Third: The military provides extra income, housing, medical, travel, moving expenses, commissary and base exchange privileges and a host of other benefits for spouses. Unmarried significant others are not entitled to these benefits. The issue of budgeting for and of legally compensating gay and lesbian soldiers for their dependent spouses becomes problematic when there is no guaranteed recognition or right to legal marriage in the general society. Again, if the general society does not provide a legal framework for gay marriage, then there is very little that the US military can do to create one that only exists outside of the legal umbrella of American society’s definition of legal marriage.
Over 29 countries allow openly gay and lesbian soldiers to serve in their military(1). Five of these countries, Belgium, South Africa, Sweden, Canada, and Spain allow gay marriage (2). The 24 countries that do not recognize gay marriage apparently have no problem with military service without providing the benefits that accrue from recognized marriage. Some of the countries that allow openly gay military service also have enforced conscription to do service, so issues of the “draft” and gays have been resolved in a few countries.

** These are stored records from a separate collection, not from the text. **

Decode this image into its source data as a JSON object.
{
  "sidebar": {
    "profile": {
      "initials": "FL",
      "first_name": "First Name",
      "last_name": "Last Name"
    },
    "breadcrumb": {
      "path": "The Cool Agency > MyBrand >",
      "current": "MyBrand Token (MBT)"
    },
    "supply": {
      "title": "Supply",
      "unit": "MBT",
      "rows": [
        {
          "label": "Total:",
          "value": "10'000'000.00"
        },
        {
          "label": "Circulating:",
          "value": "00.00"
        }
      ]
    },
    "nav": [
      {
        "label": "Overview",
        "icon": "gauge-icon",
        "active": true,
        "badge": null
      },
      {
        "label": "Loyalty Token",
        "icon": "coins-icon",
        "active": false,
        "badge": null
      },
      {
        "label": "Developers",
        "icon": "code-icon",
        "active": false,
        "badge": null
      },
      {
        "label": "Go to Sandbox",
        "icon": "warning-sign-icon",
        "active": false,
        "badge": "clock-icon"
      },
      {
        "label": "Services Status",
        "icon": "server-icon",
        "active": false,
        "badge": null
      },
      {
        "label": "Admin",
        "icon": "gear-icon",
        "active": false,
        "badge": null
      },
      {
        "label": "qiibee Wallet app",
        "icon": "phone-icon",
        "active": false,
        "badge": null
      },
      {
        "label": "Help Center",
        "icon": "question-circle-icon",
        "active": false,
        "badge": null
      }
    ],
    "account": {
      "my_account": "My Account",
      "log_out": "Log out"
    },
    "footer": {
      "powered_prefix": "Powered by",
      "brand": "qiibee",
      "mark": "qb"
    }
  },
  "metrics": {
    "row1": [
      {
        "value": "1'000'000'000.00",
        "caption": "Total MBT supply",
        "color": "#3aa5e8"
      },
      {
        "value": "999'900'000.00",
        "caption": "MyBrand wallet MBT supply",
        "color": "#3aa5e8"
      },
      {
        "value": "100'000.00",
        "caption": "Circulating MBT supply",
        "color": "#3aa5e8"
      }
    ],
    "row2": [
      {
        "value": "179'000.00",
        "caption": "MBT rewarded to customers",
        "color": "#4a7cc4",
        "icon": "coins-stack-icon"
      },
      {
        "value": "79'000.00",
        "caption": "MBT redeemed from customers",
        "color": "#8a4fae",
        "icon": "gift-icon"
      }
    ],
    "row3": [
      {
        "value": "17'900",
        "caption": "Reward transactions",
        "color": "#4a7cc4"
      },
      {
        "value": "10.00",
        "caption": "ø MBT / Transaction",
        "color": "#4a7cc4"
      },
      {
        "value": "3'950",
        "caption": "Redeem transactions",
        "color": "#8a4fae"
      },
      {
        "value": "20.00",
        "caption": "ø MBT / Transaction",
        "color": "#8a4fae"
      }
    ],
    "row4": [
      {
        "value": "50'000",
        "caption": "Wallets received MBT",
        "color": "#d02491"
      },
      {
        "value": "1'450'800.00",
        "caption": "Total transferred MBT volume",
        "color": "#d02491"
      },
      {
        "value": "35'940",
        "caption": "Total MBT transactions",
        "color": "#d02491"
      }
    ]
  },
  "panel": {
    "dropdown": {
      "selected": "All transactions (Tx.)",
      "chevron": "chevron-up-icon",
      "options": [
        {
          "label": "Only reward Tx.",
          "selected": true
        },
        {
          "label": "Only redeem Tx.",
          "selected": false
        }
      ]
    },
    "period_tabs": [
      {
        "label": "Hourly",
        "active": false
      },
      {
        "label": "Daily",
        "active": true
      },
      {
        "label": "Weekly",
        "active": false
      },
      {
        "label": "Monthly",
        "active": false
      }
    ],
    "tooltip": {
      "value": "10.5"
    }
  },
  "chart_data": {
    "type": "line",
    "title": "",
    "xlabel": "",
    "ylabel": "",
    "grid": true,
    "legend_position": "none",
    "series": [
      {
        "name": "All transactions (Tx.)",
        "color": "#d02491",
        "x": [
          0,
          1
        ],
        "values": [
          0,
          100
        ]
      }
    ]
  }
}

Fourth: he role of military spouses is based on the active duty member’s rank. Higher ranking member’s spouses are involved in an old fashioned business way, as their conduct and contributions reflect upon the soldier. Both higher ranking soldiers and their spouses are expected to contribute to, and to be somewhat involved in community affairs and charities. Military life goes beyond the job, and in most cases, involves a small community that is very close.
While there is a sizable community of military members who are inclusive, tolerant, and even religiously, politically, and socially liberal, there is still a deeply traditional and conservative framework for military social interaction. There will be tremendous resistance to being forced into levels of tolerance and inclusion that the general society has not even achieved.
The problem with American sensibilities rests in the polarity between “all” or “nothing”.. The general society, as reflected in the military is simply nowhere near being of one mind when it comes to resolving the issues of openly gay and lesbian military service, because the next issue would be spousal benefits, gay weddings, and the role of gay spouses in social and community life on military bases.
The problem with comparing the gay civil rights movement to African American civil rights movements is that African American soldiers continued to go through decades of official discrimination and unfair treatment after the armed forces were desegregated.
It is highly unlikely that modern gay and lesbian soldiers would tolerate such decades-long delay and piecemeal provisions of full rights and benefits. It is highly unlikely that conservative and fundamentalist religious service members would tolerate any such change in the entire structure of military duty and social life.
In summary, the military should not be saddled with the role of making wholesale and sudden social progress, or be burdened with a dangerously polarized issue, while the general society is not capable of showing any major progress. A piecemeal approach will have to be taken, beginning with ending “don’t ask, don’t tell”.
“Gay/Lesbian Death Penalty”
2. About.Com : Countries That Allow Gay Marriage